» Your objective
Every line of the listing should be repeated exactly.

» The data
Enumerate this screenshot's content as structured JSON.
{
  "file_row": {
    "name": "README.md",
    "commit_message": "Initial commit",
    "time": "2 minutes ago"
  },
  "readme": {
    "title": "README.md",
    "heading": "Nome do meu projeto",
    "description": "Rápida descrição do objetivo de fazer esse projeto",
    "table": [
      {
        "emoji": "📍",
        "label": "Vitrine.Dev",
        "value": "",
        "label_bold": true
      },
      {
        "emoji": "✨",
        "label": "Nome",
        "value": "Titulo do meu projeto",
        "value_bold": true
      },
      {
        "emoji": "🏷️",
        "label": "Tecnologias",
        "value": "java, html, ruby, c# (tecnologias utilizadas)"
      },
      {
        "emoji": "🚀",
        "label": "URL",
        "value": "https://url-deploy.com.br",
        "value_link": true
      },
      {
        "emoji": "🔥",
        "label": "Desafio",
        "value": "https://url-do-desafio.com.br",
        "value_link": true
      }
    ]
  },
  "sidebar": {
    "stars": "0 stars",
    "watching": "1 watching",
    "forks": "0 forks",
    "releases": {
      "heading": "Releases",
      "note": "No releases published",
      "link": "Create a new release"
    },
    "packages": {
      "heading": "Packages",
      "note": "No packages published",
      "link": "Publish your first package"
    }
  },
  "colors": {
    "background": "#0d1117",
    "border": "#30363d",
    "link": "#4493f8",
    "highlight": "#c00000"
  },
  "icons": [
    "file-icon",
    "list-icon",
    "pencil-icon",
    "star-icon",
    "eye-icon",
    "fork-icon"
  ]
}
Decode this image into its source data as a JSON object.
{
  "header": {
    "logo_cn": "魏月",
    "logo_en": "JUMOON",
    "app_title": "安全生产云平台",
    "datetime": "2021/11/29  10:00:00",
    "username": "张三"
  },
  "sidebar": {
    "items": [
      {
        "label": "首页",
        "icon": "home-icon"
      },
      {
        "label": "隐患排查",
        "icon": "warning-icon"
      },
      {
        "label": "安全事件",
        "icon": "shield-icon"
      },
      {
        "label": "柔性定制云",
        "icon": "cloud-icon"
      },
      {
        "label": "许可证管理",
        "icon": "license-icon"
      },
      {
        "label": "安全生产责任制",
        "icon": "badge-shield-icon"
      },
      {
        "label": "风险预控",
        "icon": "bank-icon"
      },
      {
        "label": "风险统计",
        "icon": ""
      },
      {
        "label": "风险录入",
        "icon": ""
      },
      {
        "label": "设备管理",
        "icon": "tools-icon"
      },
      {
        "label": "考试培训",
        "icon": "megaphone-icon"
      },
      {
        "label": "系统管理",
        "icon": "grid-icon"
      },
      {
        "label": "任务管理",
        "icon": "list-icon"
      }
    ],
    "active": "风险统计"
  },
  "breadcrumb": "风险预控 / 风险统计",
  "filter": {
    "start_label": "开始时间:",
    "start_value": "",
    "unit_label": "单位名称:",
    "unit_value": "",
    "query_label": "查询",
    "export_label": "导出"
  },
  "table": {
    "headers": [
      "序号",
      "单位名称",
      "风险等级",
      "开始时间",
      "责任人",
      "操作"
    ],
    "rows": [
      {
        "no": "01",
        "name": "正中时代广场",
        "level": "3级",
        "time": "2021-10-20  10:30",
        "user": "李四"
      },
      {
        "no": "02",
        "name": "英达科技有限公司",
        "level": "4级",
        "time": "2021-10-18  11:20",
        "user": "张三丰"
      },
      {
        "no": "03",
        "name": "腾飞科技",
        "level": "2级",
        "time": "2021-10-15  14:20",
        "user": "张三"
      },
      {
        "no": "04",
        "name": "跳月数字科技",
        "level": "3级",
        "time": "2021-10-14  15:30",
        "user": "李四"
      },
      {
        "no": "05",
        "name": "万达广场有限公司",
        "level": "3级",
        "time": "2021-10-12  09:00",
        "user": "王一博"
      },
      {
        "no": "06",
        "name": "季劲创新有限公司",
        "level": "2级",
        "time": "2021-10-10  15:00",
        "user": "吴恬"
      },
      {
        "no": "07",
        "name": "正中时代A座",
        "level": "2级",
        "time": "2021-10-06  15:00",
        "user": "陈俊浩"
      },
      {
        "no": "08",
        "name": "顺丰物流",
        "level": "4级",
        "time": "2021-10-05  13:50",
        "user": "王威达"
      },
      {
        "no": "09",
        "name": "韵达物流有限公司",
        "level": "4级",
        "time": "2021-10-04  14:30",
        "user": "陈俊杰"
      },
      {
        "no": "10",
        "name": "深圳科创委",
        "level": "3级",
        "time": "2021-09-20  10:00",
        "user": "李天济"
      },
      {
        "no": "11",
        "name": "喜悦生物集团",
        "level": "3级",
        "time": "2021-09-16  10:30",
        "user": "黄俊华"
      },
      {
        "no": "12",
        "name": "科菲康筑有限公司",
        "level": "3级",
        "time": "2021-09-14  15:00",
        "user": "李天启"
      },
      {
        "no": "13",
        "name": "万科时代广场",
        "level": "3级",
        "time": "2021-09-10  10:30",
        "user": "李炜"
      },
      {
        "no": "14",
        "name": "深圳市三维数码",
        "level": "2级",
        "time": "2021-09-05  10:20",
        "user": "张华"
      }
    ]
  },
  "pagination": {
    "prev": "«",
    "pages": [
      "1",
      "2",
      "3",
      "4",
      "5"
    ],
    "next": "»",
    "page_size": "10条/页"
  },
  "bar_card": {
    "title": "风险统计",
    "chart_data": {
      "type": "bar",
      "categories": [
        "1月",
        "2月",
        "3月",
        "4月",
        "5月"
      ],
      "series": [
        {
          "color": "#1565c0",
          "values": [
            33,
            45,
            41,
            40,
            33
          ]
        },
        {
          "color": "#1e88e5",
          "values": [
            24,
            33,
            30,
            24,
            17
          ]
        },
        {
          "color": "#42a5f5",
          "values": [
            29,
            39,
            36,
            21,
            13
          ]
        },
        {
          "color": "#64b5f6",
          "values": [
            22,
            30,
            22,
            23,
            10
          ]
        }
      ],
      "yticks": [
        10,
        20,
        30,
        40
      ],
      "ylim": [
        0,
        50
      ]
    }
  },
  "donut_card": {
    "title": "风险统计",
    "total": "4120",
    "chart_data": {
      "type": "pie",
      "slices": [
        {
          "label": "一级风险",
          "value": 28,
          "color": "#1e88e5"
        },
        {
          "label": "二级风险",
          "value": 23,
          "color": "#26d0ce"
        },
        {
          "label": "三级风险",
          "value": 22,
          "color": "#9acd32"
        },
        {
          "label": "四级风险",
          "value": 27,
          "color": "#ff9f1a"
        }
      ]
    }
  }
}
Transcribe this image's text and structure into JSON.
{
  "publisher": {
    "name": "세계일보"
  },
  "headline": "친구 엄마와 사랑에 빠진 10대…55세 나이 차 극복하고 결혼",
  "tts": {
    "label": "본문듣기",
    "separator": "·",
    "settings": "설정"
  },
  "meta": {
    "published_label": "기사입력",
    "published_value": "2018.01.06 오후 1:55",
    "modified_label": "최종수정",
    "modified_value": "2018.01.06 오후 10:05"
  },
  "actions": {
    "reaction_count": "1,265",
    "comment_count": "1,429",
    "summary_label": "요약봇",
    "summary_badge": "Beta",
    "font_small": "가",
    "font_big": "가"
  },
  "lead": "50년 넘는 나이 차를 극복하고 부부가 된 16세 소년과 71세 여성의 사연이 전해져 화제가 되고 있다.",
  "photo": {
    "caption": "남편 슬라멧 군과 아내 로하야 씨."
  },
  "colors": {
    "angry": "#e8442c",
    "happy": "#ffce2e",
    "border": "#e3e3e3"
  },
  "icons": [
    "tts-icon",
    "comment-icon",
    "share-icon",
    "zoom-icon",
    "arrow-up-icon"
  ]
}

» Solution to this exercise
Enumerate this screenshot's content as structured JSON.
{
  "file_row": {
    "name": "README.md",
    "commit_message": "Initial commit",
    "time": "2 minutes ago"
  },
  "readme": {
    "title": "README.md",
    "heading": "Nome do meu projeto",
    "description": "Rápida descrição do objetivo de fazer esse projeto",
    "table": [
      {
        "emoji": "📍",
        "label": "Vitrine.Dev",
        "value": "",
        "label_bold": true
      },
      {
        "emoji": "✨",
        "label": "Nome",
        "value": "Titulo do meu projeto",
        "value_bold": true
      },
      {
        "emoji": "🏷️",
        "label": "Tecnologias",
        "value": "java, html, ruby, c# (tecnologias utilizadas)"
      },
      {
        "emoji": "🚀",
        "label": "URL",
        "value": "https://url-deploy.com.br",
        "value_link": true
      },
      {
        "emoji": "🔥",
        "label": "Desafio",
        "value": "https://url-do-desafio.com.br",
        "value_link": true
      }
    ]
  },
  "sidebar": {
    "stars": "0 stars",
    "watching": "1 watching",
    "forks": "0 forks",
    "releases": {
      "heading": "Releases",
      "note": "No releases published",
      "link": "Create a new release"
    },
    "packages": {
      "heading": "Packages",
      "note": "No packages published",
      "link": "Publish your first package"
    }
  },
  "colors": {
    "background": "#0d1117",
    "border": "#30363d",
    "link": "#4493f8",
    "highlight": "#c00000"
  },
  "icons": [
    "file-icon",
    "list-icon",
    "pencil-icon",
    "star-icon",
    "eye-icon",
    "fork-icon"
  ]
}
Decode this image into its source data as a JSON object.
{
  "header": {
    "logo_cn": "魏月",
    "logo_en": "JUMOON",
    "app_title": "安全生产云平台",
    "datetime": "2021/11/29  10:00:00",
    "username": "张三"
  },
  "sidebar": {
    "items": [
      {
        "label": "首页",
        "icon": "home-icon"
      },
      {
        "label": "隐患排查",
        "icon": "warning-icon"
      },
      {
        "label": "安全事件",
        "icon": "shield-icon"
      },
      {
        "label": "柔性定制云",
        "icon": "cloud-icon"
      },
      {
        "label": "许可证管理",
        "icon": "license-icon"
      },
      {
        "label": "安全生产责任制",
        "icon": "badge-shield-icon"
      },
      {
        "label": "风险预控",
        "icon": "bank-icon"
      },
      {
        "label": "风险统计",
        "icon": ""
      },
      {
        "label": "风险录入",
        "icon": ""
      },
      {
        "label": "设备管理",
        "icon": "tools-icon"
      },
      {
        "label": "考试培训",
        "icon": "megaphone-icon"
      },
      {
        "label": "系统管理",
        "icon": "grid-icon"
      },
      {
        "label": "任务管理",
        "icon": "list-icon"
      }
    ],
    "active": "风险统计"
  },
  "breadcrumb": "风险预控 / 风险统计",
  "filter": {
    "start_label": "开始时间:",
    "start_value": "",
    "unit_label": "单位名称:",
    "unit_value": "",
    "query_label": "查询",
    "export_label": "导出"
  },
  "table": {
    "headers": [
      "序号",
      "单位名称",
      "风险等级",
      "开始时间",
      "责任人",
      "操作"
    ],
    "rows": [
      {
        "no": "01",
        "name": "正中时代广场",
        "level": "3级",
        "time": "2021-10-20  10:30",
        "user": "李四"
      },
      {
        "no": "02",
        "name": "英达科技有限公司",
        "level": "4级",
        "time": "2021-10-18  11:20",
        "user": "张三丰"
      },
      {
        "no": "03",
        "name": "腾飞科技",
        "level": "2级",
        "time": "2021-10-15  14:20",
        "user": "张三"
      },
      {
        "no": "04",
        "name": "跳月数字科技",
        "level": "3级",
        "time": "2021-10-14  15:30",
        "user": "李四"
      },
      {
        "no": "05",
        "name": "万达广场有限公司",
        "level": "3级",
        "time": "2021-10-12  09:00",
        "user": "王一博"
      },
      {
        "no": "06",
        "name": "季劲创新有限公司",
        "level": "2级",
        "time": "2021-10-10  15:00",
        "user": "吴恬"
      },
      {
        "no": "07",
        "name": "正中时代A座",
        "level": "2级",
        "time": "2021-10-06  15:00",
        "user": "陈俊浩"
      },
      {
        "no": "08",
        "name": "顺丰物流",
        "level": "4级",
        "time": "2021-10-05  13:50",
        "user": "王威达"
      },
      {
        "no": "09",
        "name": "韵达物流有限公司",
        "level": "4级",
        "time": "2021-10-04  14:30",
        "user": "陈俊杰"
      },
      {
        "no": "10",
        "name": "深圳科创委",
        "level": "3级",
        "time": "2021-09-20  10:00",
        "user": "李天济"
      },
      {
        "no": "11",
        "name": "喜悦生物集团",
        "level": "3级",
        "time": "2021-09-16  10:30",
        "user": "黄俊华"
      },
      {
        "no": "12",
        "name": "科菲康筑有限公司",
        "level": "3级",
        "time": "2021-09-14  15:00",
        "user": "李天启"
      },
      {
        "no": "13",
        "name": "万科时代广场",
        "level": "3级",
        "time": "2021-09-10  10:30",
        "user": "李炜"
      },
      {
        "no": "14",
        "name": "深圳市三维数码",
        "level": "2级",
        "time": "2021-09-05  10:20",
        "user": "张华"
      }
    ]
  },
  "pagination": {
    "prev": "«",
    "pages": [
      "1",
      "2",
      "3",
      "4",
      "5"
    ],
    "next": "»",
    "page_size": "10条/页"
  },
  "bar_card": {
    "title": "风险统计",
    "chart_data": {
      "type": "bar",
      "categories": [
        "1月",
        "2月",
        "3月",
        "4月",
        "5月"
      ],
      "series": [
        {
          "color": "#1565c0",
          "values": [
            33,
            45,
            41,
            40,
            33
          ]
        },
        {
          "color": "#1e88e5",
          "values": [
            24,
            33,
            30,
            24,
            17
          ]
        },
        {
          "color": "#42a5f5",
          "values": [
            29,
            39,
            36,
            21,
            13
          ]
        },
        {
          "color": "#64b5f6",
          "values": [
            22,
            30,
            22,
            23,
            10
          ]
        }
      ],
      "yticks": [
        10,
        20,
        30,
        40
      ],
      "ylim": [
        0,
        50
      ]
    }
  },
  "donut_card": {
    "title": "风险统计",
    "total": "4120",
    "chart_data": {
      "type": "pie",
      "slices": [
        {
          "label": "一级风险",
          "value": 28,
          "color": "#1e88e5"
        },
        {
          "label": "二级风险",
          "value": 23,
          "color": "#26d0ce"
        },
        {
          "label": "三级风险",
          "value": 22,
          "color": "#9acd32"
        },
        {
          "label": "四级风险",
          "value": 27,
          "color": "#ff9f1a"
        }
      ]
    }
  }
}
Transcribe this image's text and structure into JSON.
{
  "publisher": {
    "name": "세계일보"
  },
  "headline": "친구 엄마와 사랑에 빠진 10대…55세 나이 차 극복하고 결혼",
  "tts": {
    "label": "본문듣기",
    "separator": "·",
    "settings": "설정"
  },
  "meta": {
    "published_label": "기사입력",
    "published_value": "2018.01.06 오후 1:55",
    "modified_label": "최종수정",
    "modified_value": "2018.01.06 오후 10:05"
  },
  "actions": {
    "reaction_count": "1,265",
    "comment_count": "1,429",
    "summary_label": "요약봇",
    "summary_badge": "Beta",
    "font_small": "가",
    "font_big": "가"
  },
  "lead": "50년 넘는 나이 차를 극복하고 부부가 된 16세 소년과 71세 여성의 사연이 전해져 화제가 되고 있다.",
  "photo": {
    "caption": "남편 슬라멧 군과 아내 로하야 씨."
  },
  "colors": {
    "angry": "#e8442c",
    "happy": "#ffce2e",
    "border": "#e3e3e3"
  },
  "icons": [
    "tts-icon",
    "comment-icon",
    "share-icon",
    "zoom-icon",
    "arrow-up-icon"
  ]
}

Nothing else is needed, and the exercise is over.